NKU will continue to invest in international enrollment, which has paid off significantly thus far according to the provost. The university has hopes to build partnerships in new areas such as Brazil and Malaysia, Cecil said.
While students are said to be minimally impacted, non-tenure track faculty members will not be so fortunate.
“[The $4.5 million instructional cost reduction] is not small. It’s a reduction that’s going to be disruptive. It’s going to change the job and schedule and everything for every faculty member on this campus,” Cecil said.
The provost said instructional costs can be expected to roll back to their pre-pandemic state in 2019. Cuts will be spread out amongst the colleges; however, the College of Health & Human Services will receive the most miniscule portion and potentially receive an additional $2 million to its budget, due to its exponential growth over the last four to five years.
How is NKU responding to student and faculty reactions?
Provost Cecil validated the anger and frustration that will come with some faculty members not being able to return to NKU.
“There’s nothing I can say that makes it okay if you’re a faculty member who won’t return next fall, and there’s nothing I can say to their colleagues who value that person when that person isn’t there. It’s just the reality of our fiscal situation,” the provost said.
The 610 faculty members who attended listening sessions came with both strong emotions and suggestions. The administrators said they hope to incorporate as many recommendations as they can when they present to the board and afterward.
Howard, Alltop and Cecil plan to attend SGA’s Oct. 31 meeting to host their first student listening session.
All students will get the opportunity to voice opinions and suggestions following the Board of Regents meeting on Nov. 9. After some parts of the plan are set into action, administration will start taking a look at the university’s academic commons—the network of support resources that are available to students.

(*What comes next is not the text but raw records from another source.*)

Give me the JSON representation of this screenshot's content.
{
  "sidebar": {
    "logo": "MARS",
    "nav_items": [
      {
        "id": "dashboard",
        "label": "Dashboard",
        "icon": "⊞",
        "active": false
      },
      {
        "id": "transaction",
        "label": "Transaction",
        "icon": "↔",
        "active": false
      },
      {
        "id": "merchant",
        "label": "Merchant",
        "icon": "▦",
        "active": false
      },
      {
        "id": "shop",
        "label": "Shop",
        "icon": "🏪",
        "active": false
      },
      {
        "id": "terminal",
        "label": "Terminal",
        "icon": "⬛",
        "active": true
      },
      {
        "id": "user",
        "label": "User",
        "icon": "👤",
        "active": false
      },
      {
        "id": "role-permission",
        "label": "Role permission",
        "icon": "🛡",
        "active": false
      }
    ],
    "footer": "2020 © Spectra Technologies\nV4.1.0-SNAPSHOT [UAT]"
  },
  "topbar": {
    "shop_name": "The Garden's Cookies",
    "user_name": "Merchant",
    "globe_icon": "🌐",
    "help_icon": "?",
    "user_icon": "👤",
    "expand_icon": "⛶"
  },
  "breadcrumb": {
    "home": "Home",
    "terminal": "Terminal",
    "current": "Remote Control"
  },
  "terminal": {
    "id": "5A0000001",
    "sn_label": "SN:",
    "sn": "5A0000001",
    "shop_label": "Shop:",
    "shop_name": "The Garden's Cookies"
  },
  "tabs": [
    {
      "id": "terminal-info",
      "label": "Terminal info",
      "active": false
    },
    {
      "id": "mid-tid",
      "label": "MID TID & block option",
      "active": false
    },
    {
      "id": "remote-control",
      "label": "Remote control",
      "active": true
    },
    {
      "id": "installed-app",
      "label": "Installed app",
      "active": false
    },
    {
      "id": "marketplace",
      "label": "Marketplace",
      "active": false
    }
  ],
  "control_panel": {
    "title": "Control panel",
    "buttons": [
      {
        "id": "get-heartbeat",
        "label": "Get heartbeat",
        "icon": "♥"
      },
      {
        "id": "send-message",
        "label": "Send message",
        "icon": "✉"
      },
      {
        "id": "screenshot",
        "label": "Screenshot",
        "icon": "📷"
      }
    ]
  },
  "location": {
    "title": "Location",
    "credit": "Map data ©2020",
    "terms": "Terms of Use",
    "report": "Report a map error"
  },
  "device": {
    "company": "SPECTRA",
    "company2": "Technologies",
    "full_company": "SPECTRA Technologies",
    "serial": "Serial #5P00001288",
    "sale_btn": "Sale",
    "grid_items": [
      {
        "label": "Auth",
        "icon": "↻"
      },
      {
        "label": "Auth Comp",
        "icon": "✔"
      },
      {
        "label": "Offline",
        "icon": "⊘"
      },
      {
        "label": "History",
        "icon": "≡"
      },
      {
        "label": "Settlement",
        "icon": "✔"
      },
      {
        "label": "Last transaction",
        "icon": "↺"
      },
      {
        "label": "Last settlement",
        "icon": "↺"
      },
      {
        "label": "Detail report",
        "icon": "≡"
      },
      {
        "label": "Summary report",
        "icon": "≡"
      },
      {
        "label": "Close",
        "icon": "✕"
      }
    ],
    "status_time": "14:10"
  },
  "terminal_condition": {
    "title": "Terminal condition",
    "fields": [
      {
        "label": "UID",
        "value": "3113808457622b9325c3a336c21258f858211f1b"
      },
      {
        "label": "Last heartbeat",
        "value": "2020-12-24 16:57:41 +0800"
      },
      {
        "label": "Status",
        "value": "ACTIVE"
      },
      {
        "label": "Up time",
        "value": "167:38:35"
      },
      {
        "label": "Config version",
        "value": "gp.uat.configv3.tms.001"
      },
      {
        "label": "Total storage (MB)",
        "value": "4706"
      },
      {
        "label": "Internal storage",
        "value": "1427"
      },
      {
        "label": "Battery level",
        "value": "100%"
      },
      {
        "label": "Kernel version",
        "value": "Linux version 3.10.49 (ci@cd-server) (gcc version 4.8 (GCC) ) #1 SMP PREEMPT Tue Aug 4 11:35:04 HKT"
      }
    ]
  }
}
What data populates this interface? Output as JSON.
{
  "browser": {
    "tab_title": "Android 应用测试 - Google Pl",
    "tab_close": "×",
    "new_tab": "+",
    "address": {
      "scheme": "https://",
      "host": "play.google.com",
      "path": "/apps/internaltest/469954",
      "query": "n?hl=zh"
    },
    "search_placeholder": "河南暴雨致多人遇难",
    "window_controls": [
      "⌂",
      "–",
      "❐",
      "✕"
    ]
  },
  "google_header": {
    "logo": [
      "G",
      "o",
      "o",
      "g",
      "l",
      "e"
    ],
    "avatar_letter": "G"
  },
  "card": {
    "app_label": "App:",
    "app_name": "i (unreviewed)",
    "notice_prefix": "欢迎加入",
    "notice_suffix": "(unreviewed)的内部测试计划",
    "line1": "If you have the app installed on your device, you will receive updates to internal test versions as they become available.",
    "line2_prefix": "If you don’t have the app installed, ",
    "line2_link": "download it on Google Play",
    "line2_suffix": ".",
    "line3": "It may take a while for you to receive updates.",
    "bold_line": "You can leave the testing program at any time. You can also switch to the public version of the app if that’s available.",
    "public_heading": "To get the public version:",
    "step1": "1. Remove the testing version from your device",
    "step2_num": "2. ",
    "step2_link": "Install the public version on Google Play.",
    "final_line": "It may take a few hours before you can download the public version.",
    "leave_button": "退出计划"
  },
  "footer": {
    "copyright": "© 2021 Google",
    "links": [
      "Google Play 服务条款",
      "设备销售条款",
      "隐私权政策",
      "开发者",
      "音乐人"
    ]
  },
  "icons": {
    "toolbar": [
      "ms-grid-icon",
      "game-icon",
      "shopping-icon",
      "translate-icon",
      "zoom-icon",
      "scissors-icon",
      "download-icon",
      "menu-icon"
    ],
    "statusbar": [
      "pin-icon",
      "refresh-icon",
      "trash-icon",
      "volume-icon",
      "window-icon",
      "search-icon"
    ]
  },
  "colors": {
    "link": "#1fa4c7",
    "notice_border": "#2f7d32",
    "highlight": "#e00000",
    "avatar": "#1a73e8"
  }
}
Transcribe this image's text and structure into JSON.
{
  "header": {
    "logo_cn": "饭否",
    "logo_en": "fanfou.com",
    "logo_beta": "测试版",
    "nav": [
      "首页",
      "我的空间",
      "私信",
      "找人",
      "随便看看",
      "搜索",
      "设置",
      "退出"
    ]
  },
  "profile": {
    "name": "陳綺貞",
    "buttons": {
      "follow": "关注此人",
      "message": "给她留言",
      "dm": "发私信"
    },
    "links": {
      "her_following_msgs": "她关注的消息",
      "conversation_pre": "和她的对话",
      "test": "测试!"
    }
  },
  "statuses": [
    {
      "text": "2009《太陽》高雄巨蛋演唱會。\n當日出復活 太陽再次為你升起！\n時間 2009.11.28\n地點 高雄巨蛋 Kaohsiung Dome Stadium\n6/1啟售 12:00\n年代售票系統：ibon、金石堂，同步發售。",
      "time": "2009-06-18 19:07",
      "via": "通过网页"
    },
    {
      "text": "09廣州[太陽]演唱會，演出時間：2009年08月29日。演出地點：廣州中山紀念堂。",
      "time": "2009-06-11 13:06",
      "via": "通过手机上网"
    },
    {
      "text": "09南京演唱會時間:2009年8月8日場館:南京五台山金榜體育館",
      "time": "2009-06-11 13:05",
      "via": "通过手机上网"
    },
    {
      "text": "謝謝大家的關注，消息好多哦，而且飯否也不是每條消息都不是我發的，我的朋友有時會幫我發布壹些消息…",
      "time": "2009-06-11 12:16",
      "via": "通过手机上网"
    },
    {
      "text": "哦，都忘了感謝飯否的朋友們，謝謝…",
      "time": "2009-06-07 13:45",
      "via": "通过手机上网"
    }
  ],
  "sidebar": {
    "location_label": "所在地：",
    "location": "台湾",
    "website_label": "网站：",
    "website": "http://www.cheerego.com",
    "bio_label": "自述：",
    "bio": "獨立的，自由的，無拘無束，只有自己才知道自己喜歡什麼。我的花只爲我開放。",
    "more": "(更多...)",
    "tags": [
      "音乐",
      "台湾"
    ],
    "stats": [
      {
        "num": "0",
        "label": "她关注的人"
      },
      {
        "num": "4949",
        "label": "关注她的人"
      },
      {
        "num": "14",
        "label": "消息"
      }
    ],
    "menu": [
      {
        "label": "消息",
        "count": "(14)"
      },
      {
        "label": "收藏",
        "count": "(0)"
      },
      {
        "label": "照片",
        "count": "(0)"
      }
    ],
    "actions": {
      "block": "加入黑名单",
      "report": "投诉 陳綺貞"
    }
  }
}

They hope to find an efficient and cost-effective way to consolidate resources into one place for students, and they want to know what students actually use or what they need instead.
Dr. Howard said it will be crucial to hear from students at this time so they can create a system of resources that will best serve students.